### EXERCISE BRIEF
The string "yards" appears in some lines of the data. Report how many, with no other words.

Dataset excerpts

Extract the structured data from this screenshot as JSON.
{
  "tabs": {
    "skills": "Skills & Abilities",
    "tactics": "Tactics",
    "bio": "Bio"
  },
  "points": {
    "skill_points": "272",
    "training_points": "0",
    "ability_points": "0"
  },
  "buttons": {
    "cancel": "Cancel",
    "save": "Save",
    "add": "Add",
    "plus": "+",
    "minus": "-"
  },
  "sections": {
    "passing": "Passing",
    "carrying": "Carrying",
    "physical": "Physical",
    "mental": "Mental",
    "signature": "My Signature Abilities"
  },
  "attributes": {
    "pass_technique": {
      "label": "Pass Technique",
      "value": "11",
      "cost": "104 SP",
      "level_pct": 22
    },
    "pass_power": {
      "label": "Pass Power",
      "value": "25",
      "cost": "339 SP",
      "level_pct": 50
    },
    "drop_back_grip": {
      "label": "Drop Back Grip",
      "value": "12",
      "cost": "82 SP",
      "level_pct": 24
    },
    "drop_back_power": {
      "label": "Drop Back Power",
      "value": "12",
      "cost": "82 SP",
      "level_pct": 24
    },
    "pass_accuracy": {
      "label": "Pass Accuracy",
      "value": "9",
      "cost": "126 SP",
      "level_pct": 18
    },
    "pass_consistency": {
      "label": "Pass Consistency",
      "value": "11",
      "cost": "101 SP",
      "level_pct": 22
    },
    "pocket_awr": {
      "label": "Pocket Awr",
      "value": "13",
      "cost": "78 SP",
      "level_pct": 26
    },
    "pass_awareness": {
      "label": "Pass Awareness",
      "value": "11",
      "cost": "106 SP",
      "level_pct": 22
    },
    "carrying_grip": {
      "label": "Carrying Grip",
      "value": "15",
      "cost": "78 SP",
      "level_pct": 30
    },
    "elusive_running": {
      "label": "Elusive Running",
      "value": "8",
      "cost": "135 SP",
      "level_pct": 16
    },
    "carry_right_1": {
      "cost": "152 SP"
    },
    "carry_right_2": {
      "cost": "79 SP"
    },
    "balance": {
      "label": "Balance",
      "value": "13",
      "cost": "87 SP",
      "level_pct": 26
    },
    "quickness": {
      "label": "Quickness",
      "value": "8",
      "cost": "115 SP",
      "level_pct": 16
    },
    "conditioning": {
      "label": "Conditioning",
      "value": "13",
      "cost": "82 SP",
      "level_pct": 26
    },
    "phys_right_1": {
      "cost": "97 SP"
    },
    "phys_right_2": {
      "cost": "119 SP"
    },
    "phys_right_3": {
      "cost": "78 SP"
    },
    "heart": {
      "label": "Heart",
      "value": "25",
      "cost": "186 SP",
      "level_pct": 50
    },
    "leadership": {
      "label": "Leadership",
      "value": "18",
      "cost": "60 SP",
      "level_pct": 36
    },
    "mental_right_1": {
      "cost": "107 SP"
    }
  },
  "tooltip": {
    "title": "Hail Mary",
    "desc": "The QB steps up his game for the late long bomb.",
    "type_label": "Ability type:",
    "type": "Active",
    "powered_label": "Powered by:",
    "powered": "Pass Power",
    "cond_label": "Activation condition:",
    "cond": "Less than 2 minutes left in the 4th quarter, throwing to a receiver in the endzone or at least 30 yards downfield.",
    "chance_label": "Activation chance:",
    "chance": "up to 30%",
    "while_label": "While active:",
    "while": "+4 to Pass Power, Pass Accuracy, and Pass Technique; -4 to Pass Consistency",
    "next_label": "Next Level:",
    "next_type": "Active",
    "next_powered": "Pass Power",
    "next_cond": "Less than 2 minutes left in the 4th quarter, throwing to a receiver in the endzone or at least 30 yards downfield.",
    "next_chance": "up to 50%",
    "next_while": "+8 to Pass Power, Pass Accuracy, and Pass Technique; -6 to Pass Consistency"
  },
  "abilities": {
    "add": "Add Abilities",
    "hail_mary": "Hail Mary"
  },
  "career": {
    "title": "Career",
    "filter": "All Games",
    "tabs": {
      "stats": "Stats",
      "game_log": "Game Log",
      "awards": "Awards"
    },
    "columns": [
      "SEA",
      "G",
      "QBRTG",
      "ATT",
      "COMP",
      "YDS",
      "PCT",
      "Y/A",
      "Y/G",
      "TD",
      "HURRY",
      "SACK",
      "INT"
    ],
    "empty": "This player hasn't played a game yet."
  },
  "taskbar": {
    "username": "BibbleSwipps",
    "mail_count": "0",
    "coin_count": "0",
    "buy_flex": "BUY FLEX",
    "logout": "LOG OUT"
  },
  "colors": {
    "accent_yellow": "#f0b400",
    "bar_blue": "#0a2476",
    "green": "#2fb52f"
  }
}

### SOLUTION TO THE PROBLEM
2